◆ WORK INSTRUCTIONS:
Filter these entries so that only lines with the word "Find" remain.

◆ ENTRIES SUPPLIED:
# # # # # # #

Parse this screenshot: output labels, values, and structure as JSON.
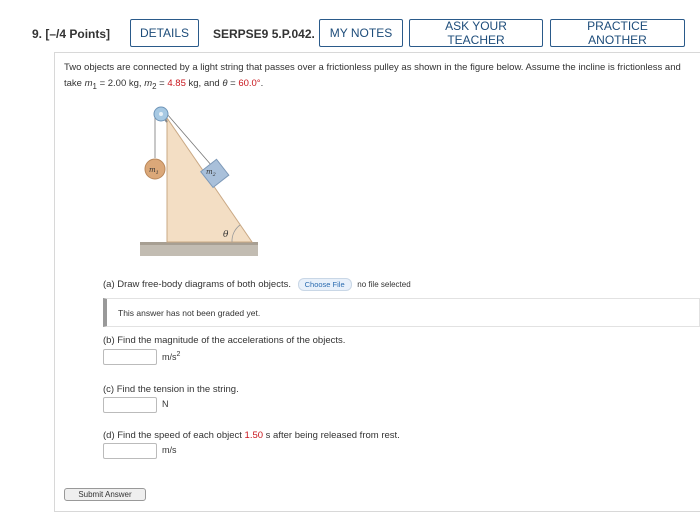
{
  "header": {
    "question_number": "9.",
    "points": "[–/4 Points]",
    "details_label": "DETAILS",
    "question_id": "SERPSE9 5.P.042.",
    "my_notes_label": "MY NOTES",
    "ask_teacher_label": "ASK YOUR TEACHER",
    "practice_label": "PRACTICE ANOTHER"
  },
  "problem": {
    "text_1": "Two objects are connected by a light string that passes over a frictionless pulley as shown in the figure below. Assume the incline is frictionless and take ",
    "m1_symbol": "m",
    "m1_sub": "1",
    "m1_value": " = 2.00 kg, ",
    "m2_symbol": "m",
    "m2_sub": "2",
    "m2_eq": " = ",
    "m2_value": "4.85",
    "m2_unit": " kg, and ",
    "theta_symbol": "θ",
    "theta_eq": " = ",
    "theta_value": "60.0°",
    "end": "."
  },
  "figure": {
    "m1_label": "m",
    "m1_sub": "1",
    "m2_label": "m",
    "m2_sub": "2",
    "angle_label": "θ",
    "colors": {
      "wedge": "#f2dcc0",
      "wedge_stroke": "#c9a882",
      "block": "#a9bfd8",
      "ball": "#d8a373",
      "ground": "#b9b3a8",
      "pulley": "#9fc4e0"
    }
  },
  "part_a": {
    "question": "(a) Draw free-body diagrams of both objects.",
    "choose_file_label": "Choose File",
    "no_file_label": "no file selected",
    "graded_message": "This answer has not been graded yet."
  },
  "part_b": {
    "question": "(b) Find the magnitude of the accelerations of the objects.",
    "unit": "m/s",
    "unit_sup": "2",
    "value": ""
  },
  "part_c": {
    "question": "(c) Find the tension in the string.",
    "unit": "N",
    "value": ""
  },
  "part_d": {
    "question_1": "(d) Find the speed of each object ",
    "time_value": "1.50",
    "question_2": " s after being released from rest.",
    "unit": "m/s",
    "value": ""
  },
  "submit_label": "Submit Answer"
}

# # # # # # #

◆ TASK RESULT:
    "question": "(b) Find the magnitude of the accelerations of the objects.",
    "question": "(c) Find the tension in the string.",
    "question_1": "(d) Find the speed of each object ",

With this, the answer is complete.